The reason for this blog is to help get specific dogs adopted from TAS but equally important is to try to normalize the idea of shelter dogs being just as good and just as desirable as any other dogs including those which are regularly merchandised by backyard breeders, puppy millers and those few remaining pet store owners who still feel a need to sell live animals. The single greatest stigma shelter animals still face is the belief that shelter animals are substandard animals. Anyone who has had enough experience with shelter animals knows this is untrue but the general public hasn't had the same experiences you've had. They see a nice dog photo in a glossy magazine and too many of them would never think of associating that dog with a dog from a shelter. After all, no one abandons perfectly good dogs, right? Unfortunately, as we all know, perfectly good dogs are abandoned all the time.
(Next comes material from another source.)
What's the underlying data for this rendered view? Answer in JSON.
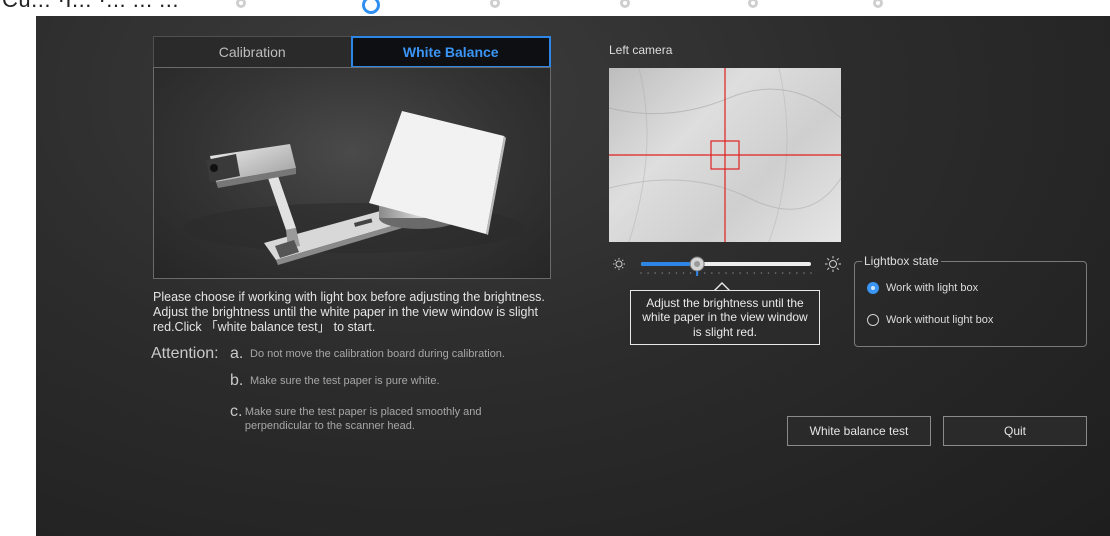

The public still too often associates shelter dogs with images of beat up, sick, dirty, severely traumatized animals and while we definitely sometimes see victims such as these, they are certainly not the majority and, regardless, even the most abused animals can very often be saved and made whole again.

Pound Dogs sometimes discusses the sad histories some of the dogs have suffered. For the most part, though, it tries to present the dogs not as victims but as great potential family members. The goal is to raise the profiles of animals in adoption centers so that a potential pet owner sees them as the best choice, not just as the charity choice.

So, here's the favour I'm asking. Whenever you see a dog picture on these pages you think is decent enough, I'd like you to consider sharing it on Facebook or any other social media sites you're using (I know many of you do this already and thank you for that). And when you share it, please mention that the dog in the photo is a shelter dog like so many other shelter dogs waiting for a home. If we can get even five percent of the pet buying public to see shelter dogs differently, to see how beautiful they are and how wonderful they are, and to consider shelter dogs as their first choice for a new family member, we can end the suffering of homeless pets in this country.